Records from a data collection:
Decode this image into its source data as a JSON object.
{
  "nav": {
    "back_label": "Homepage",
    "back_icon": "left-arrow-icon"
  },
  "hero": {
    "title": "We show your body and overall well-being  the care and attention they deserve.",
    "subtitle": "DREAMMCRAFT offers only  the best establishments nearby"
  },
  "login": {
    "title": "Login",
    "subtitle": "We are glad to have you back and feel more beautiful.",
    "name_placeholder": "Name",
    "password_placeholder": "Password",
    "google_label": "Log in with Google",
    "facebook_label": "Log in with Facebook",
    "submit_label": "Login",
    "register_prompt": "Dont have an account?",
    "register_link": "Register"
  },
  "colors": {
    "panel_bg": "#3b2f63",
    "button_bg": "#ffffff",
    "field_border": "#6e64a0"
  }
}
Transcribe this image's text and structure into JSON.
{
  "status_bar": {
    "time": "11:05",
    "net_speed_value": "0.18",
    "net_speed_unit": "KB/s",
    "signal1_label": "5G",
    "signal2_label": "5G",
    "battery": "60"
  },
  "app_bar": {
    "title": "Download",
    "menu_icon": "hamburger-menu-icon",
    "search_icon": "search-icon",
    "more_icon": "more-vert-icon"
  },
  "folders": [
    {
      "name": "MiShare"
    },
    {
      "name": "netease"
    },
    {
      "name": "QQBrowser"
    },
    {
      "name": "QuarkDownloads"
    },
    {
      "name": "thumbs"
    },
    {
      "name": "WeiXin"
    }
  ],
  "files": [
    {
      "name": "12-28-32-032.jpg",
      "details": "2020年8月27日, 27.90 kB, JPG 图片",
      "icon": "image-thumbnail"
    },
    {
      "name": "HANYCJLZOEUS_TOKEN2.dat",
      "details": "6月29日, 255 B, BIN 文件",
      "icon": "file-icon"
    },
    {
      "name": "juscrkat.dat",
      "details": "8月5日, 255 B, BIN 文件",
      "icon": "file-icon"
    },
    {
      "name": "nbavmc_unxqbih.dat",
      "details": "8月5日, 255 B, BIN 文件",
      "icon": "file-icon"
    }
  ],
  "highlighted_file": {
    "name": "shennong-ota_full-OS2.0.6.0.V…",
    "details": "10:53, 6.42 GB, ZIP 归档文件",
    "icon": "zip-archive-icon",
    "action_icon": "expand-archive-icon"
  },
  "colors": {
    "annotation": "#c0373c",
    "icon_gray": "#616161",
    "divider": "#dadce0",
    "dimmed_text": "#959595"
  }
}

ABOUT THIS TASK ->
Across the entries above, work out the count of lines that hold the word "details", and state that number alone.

RESULT FOR THIS EXERCISE ->
5